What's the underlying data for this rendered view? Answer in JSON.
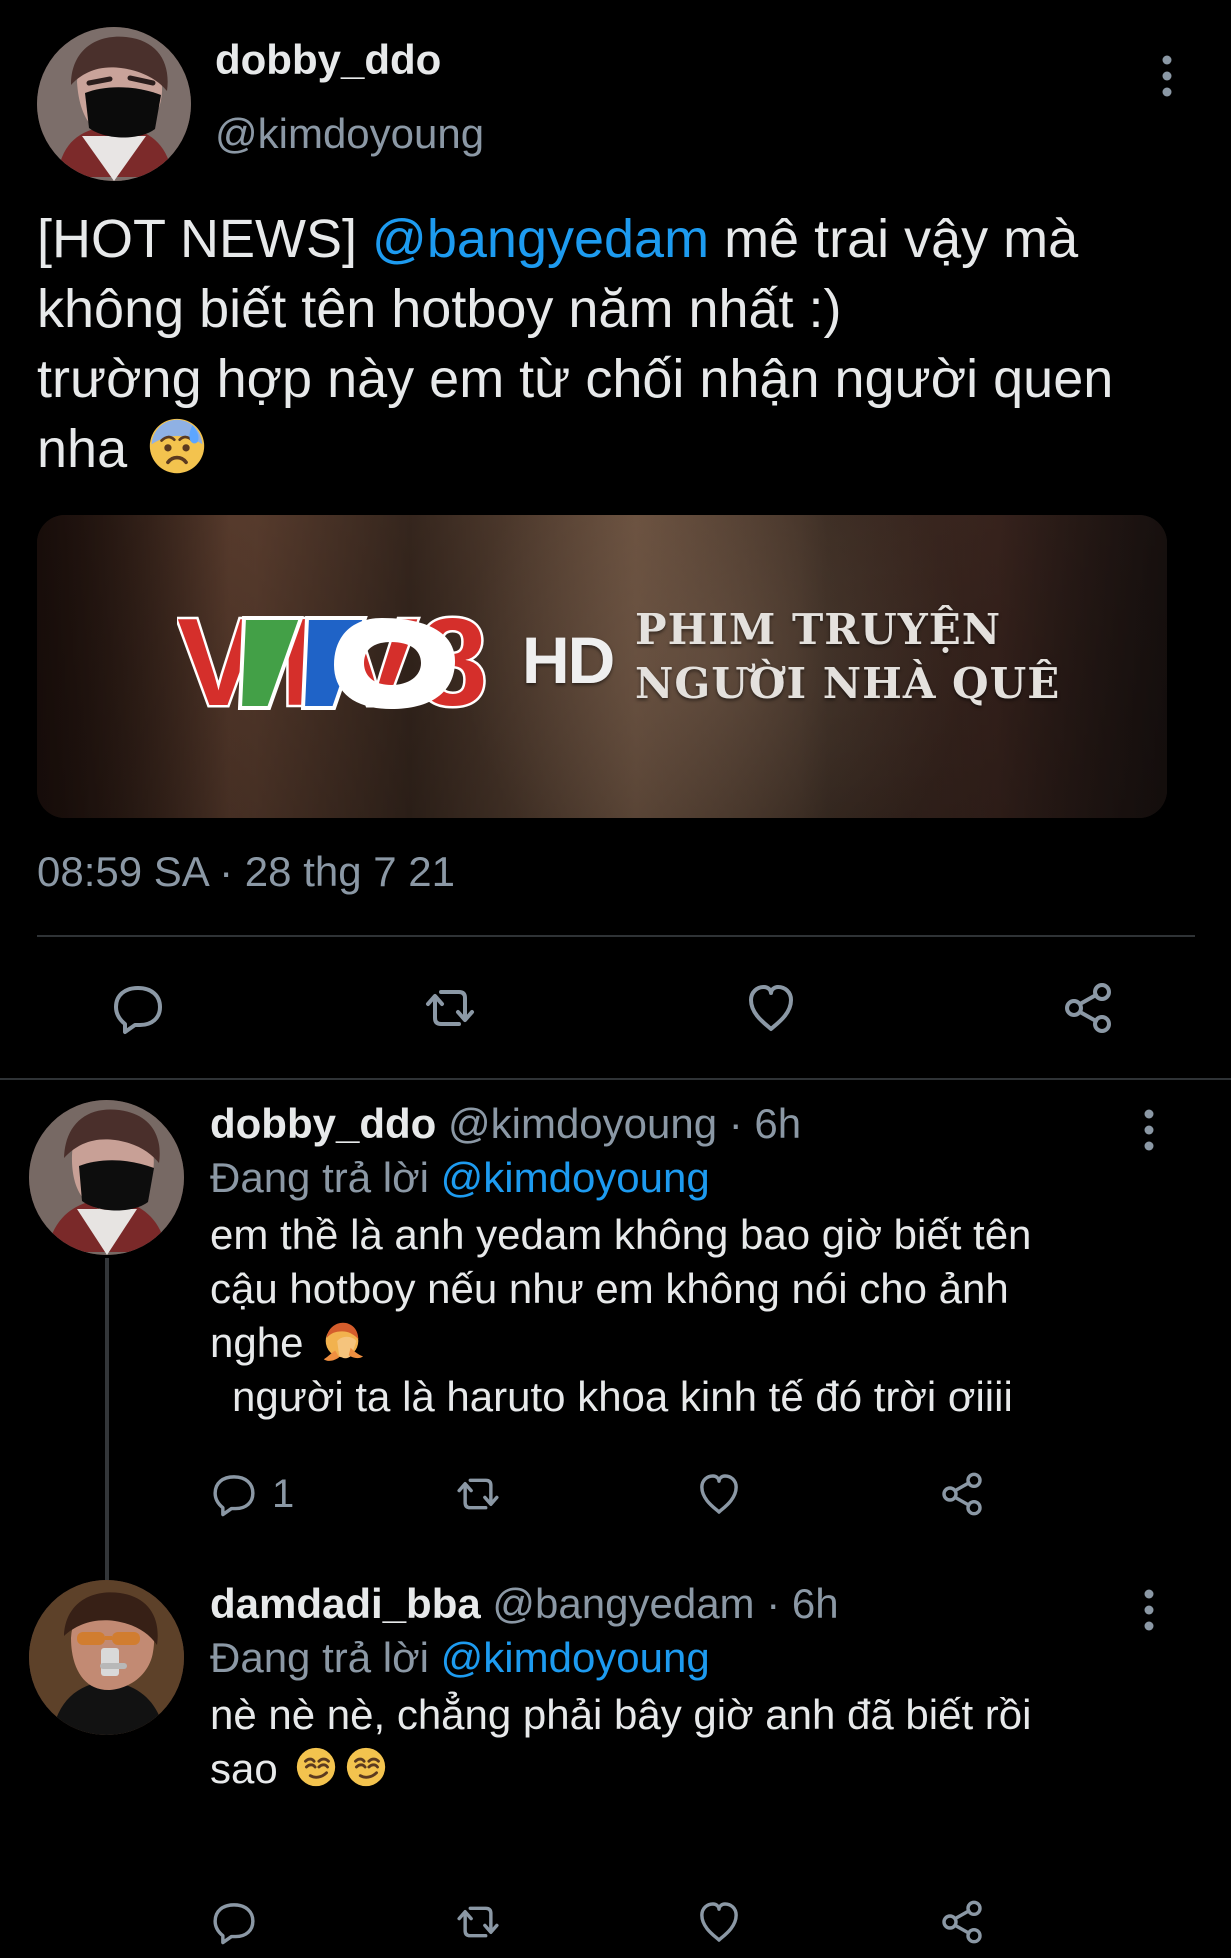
{
  "main_tweet": {
    "display_name": "dobby_ddo",
    "handle": "@kimdoyoung",
    "text_lines": [
      {
        "prefix": "[HOT NEWS] ",
        "mention": "@bangyedam",
        "suffix": " mê trai vậy mà"
      },
      {
        "text": "không biết tên hotboy năm nhất :)"
      },
      {
        "text": "trường hợp này em từ chối nhận người quen"
      },
      {
        "text": "nha "
      }
    ],
    "emoji_name": "anxious-face-with-sweat-icon",
    "image": {
      "logo_text": "VTV8",
      "hd_text": "HD",
      "program_type": "PHIM TRUYỆN",
      "program_title": "NGƯỜI NHÀ QUÊ"
    },
    "timestamp": "08:59 SA · 28 thg 7 21"
  },
  "replies": [
    {
      "display_name": "dobby_ddo",
      "handle": "@kimdoyoung",
      "separator": " · ",
      "time": "6h",
      "replying_label": "Đang trả lời ",
      "replying_to": "@kimdoyoung",
      "text_lines": [
        "em thề là anh yedam không bao giờ biết tên",
        "cậu hotboy nếu như em không nói cho ảnh",
        "nghe ",
        "người ta là haruto khoa kinh tế đó trời ơiiii"
      ],
      "emoji_name": "facepalm-icon",
      "reply_count": "1"
    },
    {
      "display_name": "damdadi_bba",
      "handle": "@bangyedam",
      "separator": " · ",
      "time": "6h",
      "replying_label": "Đang trả lời ",
      "replying_to": "@kimdoyoung",
      "text_lines": [
        "nè nè nè, chẳng phải bây giờ anh đã biết rồi",
        "sao "
      ],
      "emoji_name": "smirking-face-icon"
    }
  ],
  "colors": {
    "background": "#000000",
    "text": "#e7e9ea",
    "muted": "#8b98a5",
    "accent": "#1d9bf0",
    "divider": "#2f3336"
  },
  "icons": {
    "reply": "reply-icon",
    "retweet": "retweet-icon",
    "like": "heart-icon",
    "share": "share-icon",
    "more": "more-options-icon"
  }
}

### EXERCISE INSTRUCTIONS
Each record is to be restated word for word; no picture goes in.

### ANSWER BOX
What's the underlying data for this rendered view? Answer in JSON.
{
  "main_tweet": {
    "display_name": "dobby_ddo",
    "handle": "@kimdoyoung",
    "text_lines": [
      {
        "prefix": "[HOT NEWS] ",
        "mention": "@bangyedam",
        "suffix": " mê trai vậy mà"
      },
      {
        "text": "không biết tên hotboy năm nhất :)"
      },
      {
        "text": "trường hợp này em từ chối nhận người quen"
      },
      {
        "text": "nha "
      }
    ],
    "emoji_name": "anxious-face-with-sweat-icon",
    "image": {
      "logo_text": "VTV8",
      "hd_text": "HD",
      "program_type": "PHIM TRUYỆN",
      "program_title": "NGƯỜI NHÀ QUÊ"
    },
    "timestamp": "08:59 SA · 28 thg 7 21"
  },
  "replies": [
    {
      "display_name": "dobby_ddo",
      "handle": "@kimdoyoung",
      "separator": " · ",
      "time": "6h",
      "replying_label": "Đang trả lời ",
      "replying_to": "@kimdoyoung",
      "text_lines": [
        "em thề là anh yedam không bao giờ biết tên",
        "cậu hotboy nếu như em không nói cho ảnh",
        "nghe ",
        "người ta là haruto khoa kinh tế đó trời ơiiii"
      ],
      "emoji_name": "facepalm-icon",
      "reply_count": "1"
    },
    {
      "display_name": "damdadi_bba",
      "handle": "@bangyedam",
      "separator": " · ",
      "time": "6h",
      "replying_label": "Đang trả lời ",
      "replying_to": "@kimdoyoung",
      "text_lines": [
        "nè nè nè, chẳng phải bây giờ anh đã biết rồi",
        "sao "
      ],
      "emoji_name": "smirking-face-icon"
    }
  ],
  "colors": {
    "background": "#000000",
    "text": "#e7e9ea",
    "muted": "#8b98a5",
    "accent": "#1d9bf0",
    "divider": "#2f3336"
  },
  "icons": {
    "reply": "reply-icon",
    "retweet": "retweet-icon",
    "like": "heart-icon",
    "share": "share-icon",
    "more": "more-options-icon"
  }
}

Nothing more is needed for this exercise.